  31. Skinns, David. 1998. Doncaster CCT V Surveillance System: Second Annual Report of the Independent Evaluation. Doncaster, England: Faculty of Business and Professional Studies, Doncaster College.Google Scholar
  32. Squires, Peter. 1998. An Evaluation of the Ilford T own Centre CCT V Scheme. Brighton, England: Health and Social Policy Research Centre, University of Brighton.Google Scholar
  33. Tilley, Nick. 1993. Understanding Car Parks, Crime and CCT V : Evaluation L essons from Safer Cities. Crime Prevention Unit Series Paper, No. 42. London, England: Home Office.Google Scholar
  34. Webb, Barry, and Gloria Laycock. 1992. Reducing Crime on the L ondon Underground: An Evaluation of T hree Pilot Projects. Crime Prevention Unit Series Paper, No. 30. London, England: Home Office.Google Scholar
  35. Welsh, Brandon C., and David P. Farrington. 1999. Value for Money? A Review of the Costs and Benefits of Situational Crime Prevention. British Journal of Criminology 39: 345-368.CrossRefGoogle Scholar
  36. —— . 2000. ‘‘Monetary Costs and Benefits of Crime Prevention Programs.’’ In Crime and Justice: A Review of Research, Vol. 27, edited by Michael Tonry, 305-361. Chicago: University of Chicago Press.Google Scholar
  37. —— . 2002. Crime Prevention EVects of Closed Circuit T elevision: A Systematic Review.
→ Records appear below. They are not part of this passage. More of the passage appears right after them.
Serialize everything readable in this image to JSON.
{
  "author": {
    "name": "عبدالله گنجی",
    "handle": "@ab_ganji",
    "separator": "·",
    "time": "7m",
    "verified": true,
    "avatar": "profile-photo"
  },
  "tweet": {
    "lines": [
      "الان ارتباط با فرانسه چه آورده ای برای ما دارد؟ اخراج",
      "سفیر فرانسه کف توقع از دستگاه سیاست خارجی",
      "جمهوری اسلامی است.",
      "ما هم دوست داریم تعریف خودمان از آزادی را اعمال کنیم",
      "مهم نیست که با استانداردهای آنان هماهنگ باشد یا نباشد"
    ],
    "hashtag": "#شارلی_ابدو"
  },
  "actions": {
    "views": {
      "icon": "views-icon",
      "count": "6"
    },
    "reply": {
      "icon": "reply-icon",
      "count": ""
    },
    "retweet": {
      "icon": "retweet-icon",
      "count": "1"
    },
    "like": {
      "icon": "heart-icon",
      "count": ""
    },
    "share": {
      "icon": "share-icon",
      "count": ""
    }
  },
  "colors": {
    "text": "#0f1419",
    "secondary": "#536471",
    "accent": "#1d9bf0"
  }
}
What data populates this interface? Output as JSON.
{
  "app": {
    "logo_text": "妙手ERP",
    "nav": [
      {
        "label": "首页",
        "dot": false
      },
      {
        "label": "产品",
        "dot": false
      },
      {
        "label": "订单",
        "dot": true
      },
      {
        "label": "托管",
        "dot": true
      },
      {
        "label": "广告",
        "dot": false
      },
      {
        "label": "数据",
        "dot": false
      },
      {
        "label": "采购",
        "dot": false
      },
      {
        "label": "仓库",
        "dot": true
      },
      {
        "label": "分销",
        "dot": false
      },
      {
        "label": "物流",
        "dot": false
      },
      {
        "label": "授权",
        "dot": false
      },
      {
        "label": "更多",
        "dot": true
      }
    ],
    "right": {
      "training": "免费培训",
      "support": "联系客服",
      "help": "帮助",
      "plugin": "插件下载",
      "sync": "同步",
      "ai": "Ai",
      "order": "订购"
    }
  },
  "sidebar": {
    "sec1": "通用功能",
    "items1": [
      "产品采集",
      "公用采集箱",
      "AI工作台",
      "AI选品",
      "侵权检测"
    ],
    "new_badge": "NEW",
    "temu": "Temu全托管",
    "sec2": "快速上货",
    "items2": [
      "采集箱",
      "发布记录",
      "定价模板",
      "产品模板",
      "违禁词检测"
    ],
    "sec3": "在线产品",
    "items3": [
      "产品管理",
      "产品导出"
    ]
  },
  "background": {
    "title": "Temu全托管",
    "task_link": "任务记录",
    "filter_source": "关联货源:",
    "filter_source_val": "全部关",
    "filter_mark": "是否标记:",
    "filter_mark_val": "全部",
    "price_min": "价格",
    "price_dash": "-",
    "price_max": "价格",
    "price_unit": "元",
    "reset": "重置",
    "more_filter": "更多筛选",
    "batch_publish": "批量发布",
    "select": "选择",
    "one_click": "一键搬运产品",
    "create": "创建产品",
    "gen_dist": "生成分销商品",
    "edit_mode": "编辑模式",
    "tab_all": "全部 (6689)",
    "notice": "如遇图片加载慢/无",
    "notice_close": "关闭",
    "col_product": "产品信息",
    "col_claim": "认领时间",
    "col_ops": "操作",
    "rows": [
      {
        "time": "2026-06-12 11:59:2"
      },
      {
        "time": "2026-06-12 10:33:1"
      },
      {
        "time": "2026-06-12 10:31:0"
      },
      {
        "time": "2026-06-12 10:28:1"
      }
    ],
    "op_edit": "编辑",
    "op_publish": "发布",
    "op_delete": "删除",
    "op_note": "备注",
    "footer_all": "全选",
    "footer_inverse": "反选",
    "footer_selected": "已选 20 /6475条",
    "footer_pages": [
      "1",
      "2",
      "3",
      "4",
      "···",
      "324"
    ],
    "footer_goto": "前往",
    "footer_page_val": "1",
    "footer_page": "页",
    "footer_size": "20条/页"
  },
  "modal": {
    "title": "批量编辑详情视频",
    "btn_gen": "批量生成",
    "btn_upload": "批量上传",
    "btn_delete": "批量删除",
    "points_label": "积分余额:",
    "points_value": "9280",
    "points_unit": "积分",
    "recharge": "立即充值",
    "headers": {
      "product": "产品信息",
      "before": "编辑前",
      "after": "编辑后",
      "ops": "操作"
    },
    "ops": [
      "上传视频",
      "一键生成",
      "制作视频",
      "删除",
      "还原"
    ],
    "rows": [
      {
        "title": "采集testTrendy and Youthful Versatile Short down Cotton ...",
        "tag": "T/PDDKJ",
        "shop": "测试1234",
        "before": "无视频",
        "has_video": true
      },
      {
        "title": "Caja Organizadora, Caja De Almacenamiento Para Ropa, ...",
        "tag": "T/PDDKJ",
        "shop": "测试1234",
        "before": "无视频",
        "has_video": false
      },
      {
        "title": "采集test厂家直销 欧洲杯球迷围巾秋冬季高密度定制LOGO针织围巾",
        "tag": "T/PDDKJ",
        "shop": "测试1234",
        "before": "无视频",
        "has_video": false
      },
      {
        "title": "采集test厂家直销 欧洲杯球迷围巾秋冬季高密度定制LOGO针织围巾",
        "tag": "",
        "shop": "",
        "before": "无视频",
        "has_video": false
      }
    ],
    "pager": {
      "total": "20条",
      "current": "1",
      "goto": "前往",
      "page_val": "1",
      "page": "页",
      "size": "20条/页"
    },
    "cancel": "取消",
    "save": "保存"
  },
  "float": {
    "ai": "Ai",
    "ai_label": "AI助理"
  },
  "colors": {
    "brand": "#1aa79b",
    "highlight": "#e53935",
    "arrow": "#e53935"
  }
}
Home Office Research Study, No. 252. London, England: Home Office.Google Scholar
  38. Williamson, Douglas, and Sara McLafferty. 2000. ‘‘The Effects of CCTV on Crime in Public Housing: An Application of GIS and Spatial Statistics.’’ Paper presented at the annual meeting of the American Society of Criminology, San Francisco, November.Google Scholar

Copyright information

© Springer Science+Business Media, LLC 2007

Authors and Affiliations

  • Brandon C. Welsh
    • 1
  • David P. Farrington
    • 2
  1. 1.University of Massachusetts Lowell870 Broadway StreetMA
  2. 2.University of CambridgeSidgwick AvenueCambridge

Personalised recommendations